BEGIN
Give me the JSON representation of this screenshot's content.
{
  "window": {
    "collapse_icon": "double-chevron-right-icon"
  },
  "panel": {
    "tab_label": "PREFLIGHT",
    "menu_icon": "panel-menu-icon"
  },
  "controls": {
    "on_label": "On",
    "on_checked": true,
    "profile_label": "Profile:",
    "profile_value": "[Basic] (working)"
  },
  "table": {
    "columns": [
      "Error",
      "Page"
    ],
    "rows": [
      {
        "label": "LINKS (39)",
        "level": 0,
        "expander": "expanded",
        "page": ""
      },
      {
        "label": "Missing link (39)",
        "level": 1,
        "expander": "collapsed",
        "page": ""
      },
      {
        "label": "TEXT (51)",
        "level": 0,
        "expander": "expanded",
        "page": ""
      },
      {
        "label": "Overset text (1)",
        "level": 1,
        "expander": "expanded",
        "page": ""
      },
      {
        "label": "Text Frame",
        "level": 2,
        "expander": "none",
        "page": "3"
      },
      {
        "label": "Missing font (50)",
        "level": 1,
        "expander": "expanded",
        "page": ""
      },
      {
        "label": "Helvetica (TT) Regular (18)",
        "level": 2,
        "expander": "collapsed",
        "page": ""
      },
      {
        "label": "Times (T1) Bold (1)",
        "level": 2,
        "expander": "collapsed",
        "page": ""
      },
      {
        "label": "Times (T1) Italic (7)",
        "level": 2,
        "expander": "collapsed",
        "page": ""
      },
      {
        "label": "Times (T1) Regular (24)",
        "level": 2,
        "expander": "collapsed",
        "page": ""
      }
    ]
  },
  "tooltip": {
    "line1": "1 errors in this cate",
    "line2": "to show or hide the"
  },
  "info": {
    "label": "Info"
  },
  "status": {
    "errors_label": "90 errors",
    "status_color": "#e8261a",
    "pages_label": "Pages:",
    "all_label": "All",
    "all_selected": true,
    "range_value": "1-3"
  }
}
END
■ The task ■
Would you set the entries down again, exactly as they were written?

■ Solution for this problem ■
Give me the JSON representation of this screenshot's content.
{
  "window": {
    "collapse_icon": "double-chevron-right-icon"
  },
  "panel": {
    "tab_label": "PREFLIGHT",
    "menu_icon": "panel-menu-icon"
  },
  "controls": {
    "on_label": "On",
    "on_checked": true,
    "profile_label": "Profile:",
    "profile_value": "[Basic] (working)"
  },
  "table": {
    "columns": [
      "Error",
      "Page"
    ],
    "rows": [
      {
        "label": "LINKS (39)",
        "level": 0,
        "expander": "expanded",
        "page": ""
      },
      {
        "label": "Missing link (39)",
        "level": 1,
        "expander": "collapsed",
        "page": ""
      },
      {
        "label": "TEXT (51)",
        "level": 0,
        "expander": "expanded",
        "page": ""
      },
      {
        "label": "Overset text (1)",
        "level": 1,
        "expander": "expanded",
        "page": ""
      },
      {
        "label": "Text Frame",
        "level": 2,
        "expander": "none",
        "page": "3"
      },
      {
        "label": "Missing font (50)",
        "level": 1,
        "expander": "expanded",
        "page": ""
      },
      {
        "label": "Helvetica (TT) Regular (18)",
        "level": 2,
        "expander": "collapsed",
        "page": ""
      },
      {
        "label": "Times (T1) Bold (1)",
        "level": 2,
        "expander": "collapsed",
        "page": ""
      },
      {
        "label": "Times (T1) Italic (7)",
        "level": 2,
        "expander": "collapsed",
        "page": ""
      },
      {
        "label": "Times (T1) Regular (24)",
        "level": 2,
        "expander": "collapsed",
        "page": ""
      }
    ]
  },
  "tooltip": {
    "line1": "1 errors in this cate",
    "line2": "to show or hide the"
  },
  "info": {
    "label": "Info"
  },
  "status": {
    "errors_label": "90 errors",
    "status_color": "#e8261a",
    "pages_label": "Pages:",
    "all_label": "All",
    "all_selected": true,
    "range_value": "1-3"
  }
}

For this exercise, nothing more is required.